EXERCISE OBJECTIVE
In how many lines of these records does the word "true" appear? Give the number by itself.

******************************

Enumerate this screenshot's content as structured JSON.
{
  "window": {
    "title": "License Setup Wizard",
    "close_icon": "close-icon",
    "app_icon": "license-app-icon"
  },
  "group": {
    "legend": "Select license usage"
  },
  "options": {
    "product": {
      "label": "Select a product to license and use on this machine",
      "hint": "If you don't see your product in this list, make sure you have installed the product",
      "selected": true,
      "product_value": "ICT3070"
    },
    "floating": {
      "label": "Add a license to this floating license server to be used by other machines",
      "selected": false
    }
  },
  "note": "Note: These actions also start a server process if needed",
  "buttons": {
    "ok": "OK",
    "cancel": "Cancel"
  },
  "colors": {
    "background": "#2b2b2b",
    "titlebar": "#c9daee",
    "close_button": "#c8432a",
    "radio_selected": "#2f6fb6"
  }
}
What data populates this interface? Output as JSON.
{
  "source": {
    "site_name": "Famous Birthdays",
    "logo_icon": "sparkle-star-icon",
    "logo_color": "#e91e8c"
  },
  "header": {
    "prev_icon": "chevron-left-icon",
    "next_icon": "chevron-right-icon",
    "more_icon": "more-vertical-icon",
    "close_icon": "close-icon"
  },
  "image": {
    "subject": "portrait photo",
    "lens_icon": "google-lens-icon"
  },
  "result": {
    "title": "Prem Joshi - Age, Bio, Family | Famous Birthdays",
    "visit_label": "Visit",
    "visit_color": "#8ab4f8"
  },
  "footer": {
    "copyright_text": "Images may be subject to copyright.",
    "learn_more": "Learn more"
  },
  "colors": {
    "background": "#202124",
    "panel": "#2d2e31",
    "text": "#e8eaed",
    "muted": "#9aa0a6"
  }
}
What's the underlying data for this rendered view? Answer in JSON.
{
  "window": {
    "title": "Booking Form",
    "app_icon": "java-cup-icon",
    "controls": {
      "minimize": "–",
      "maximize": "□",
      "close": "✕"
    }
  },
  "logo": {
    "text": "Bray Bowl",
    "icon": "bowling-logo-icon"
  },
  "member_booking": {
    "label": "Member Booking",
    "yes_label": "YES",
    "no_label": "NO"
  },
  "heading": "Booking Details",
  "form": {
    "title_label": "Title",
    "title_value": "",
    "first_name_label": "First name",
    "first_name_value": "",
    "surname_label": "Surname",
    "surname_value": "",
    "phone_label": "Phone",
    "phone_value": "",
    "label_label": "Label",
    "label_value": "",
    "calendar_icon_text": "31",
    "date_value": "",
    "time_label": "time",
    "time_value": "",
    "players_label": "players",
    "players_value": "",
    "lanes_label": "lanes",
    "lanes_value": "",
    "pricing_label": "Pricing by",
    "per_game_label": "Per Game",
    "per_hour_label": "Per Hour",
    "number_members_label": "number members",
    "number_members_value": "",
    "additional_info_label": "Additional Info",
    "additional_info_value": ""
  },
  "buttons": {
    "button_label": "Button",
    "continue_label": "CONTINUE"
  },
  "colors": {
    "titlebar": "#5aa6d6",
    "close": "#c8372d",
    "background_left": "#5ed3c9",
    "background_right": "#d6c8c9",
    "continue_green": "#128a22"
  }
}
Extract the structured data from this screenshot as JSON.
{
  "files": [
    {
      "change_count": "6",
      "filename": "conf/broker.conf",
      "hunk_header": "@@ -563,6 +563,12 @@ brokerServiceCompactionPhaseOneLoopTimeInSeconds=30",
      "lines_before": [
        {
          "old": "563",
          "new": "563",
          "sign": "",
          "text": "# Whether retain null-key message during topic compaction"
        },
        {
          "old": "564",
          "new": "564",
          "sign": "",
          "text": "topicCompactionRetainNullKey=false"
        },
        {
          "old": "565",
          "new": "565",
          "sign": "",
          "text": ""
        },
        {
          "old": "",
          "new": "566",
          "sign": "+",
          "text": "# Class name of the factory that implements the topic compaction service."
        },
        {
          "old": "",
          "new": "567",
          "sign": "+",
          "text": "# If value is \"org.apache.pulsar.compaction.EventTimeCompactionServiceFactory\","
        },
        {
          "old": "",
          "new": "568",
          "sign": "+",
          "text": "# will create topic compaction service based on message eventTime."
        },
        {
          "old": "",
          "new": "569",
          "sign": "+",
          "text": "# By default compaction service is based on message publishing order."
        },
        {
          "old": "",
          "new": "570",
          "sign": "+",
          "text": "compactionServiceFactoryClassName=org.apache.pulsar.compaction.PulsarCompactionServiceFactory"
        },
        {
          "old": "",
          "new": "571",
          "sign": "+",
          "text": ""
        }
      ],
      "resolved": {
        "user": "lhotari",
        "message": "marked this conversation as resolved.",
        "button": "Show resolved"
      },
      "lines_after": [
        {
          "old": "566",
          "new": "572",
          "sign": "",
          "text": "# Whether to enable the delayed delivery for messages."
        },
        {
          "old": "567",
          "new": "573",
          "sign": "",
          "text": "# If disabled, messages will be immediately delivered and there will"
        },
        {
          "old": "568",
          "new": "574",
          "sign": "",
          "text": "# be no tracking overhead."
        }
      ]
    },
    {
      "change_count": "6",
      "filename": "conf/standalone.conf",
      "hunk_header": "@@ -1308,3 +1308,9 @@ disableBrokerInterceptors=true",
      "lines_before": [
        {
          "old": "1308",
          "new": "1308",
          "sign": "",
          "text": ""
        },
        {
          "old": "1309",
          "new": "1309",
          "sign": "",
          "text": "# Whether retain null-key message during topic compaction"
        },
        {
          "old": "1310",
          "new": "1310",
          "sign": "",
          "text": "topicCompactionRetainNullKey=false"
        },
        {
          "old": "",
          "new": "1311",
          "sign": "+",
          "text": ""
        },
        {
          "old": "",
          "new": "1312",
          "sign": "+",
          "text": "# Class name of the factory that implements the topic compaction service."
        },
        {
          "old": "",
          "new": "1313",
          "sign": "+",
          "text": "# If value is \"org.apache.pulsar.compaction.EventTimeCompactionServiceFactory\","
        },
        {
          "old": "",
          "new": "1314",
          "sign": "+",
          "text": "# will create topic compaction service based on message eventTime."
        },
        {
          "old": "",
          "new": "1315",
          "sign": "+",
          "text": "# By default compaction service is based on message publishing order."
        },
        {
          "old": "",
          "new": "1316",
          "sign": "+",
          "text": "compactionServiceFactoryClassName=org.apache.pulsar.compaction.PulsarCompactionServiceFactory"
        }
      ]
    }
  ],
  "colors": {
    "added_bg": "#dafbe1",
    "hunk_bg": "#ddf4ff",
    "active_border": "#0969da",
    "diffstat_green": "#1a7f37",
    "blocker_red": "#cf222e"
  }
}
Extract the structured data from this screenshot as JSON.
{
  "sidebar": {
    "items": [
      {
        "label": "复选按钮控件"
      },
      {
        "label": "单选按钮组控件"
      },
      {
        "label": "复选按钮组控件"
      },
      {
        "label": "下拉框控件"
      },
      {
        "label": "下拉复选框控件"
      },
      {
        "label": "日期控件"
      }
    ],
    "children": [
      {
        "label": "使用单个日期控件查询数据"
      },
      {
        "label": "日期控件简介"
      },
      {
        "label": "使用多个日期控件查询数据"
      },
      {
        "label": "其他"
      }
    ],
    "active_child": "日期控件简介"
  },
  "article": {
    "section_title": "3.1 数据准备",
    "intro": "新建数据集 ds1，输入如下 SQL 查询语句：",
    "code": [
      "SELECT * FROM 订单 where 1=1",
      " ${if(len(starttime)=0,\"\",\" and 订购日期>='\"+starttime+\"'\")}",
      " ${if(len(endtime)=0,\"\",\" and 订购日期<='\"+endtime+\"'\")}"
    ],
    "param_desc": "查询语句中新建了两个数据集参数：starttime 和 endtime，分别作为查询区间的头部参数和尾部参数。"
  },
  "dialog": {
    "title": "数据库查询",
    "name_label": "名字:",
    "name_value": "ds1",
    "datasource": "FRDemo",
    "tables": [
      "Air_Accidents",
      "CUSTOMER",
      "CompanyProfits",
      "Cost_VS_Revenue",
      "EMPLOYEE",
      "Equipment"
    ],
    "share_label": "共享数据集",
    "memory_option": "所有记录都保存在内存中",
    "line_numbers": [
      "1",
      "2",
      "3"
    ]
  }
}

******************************

ANSWER TO THE PROBLEM
2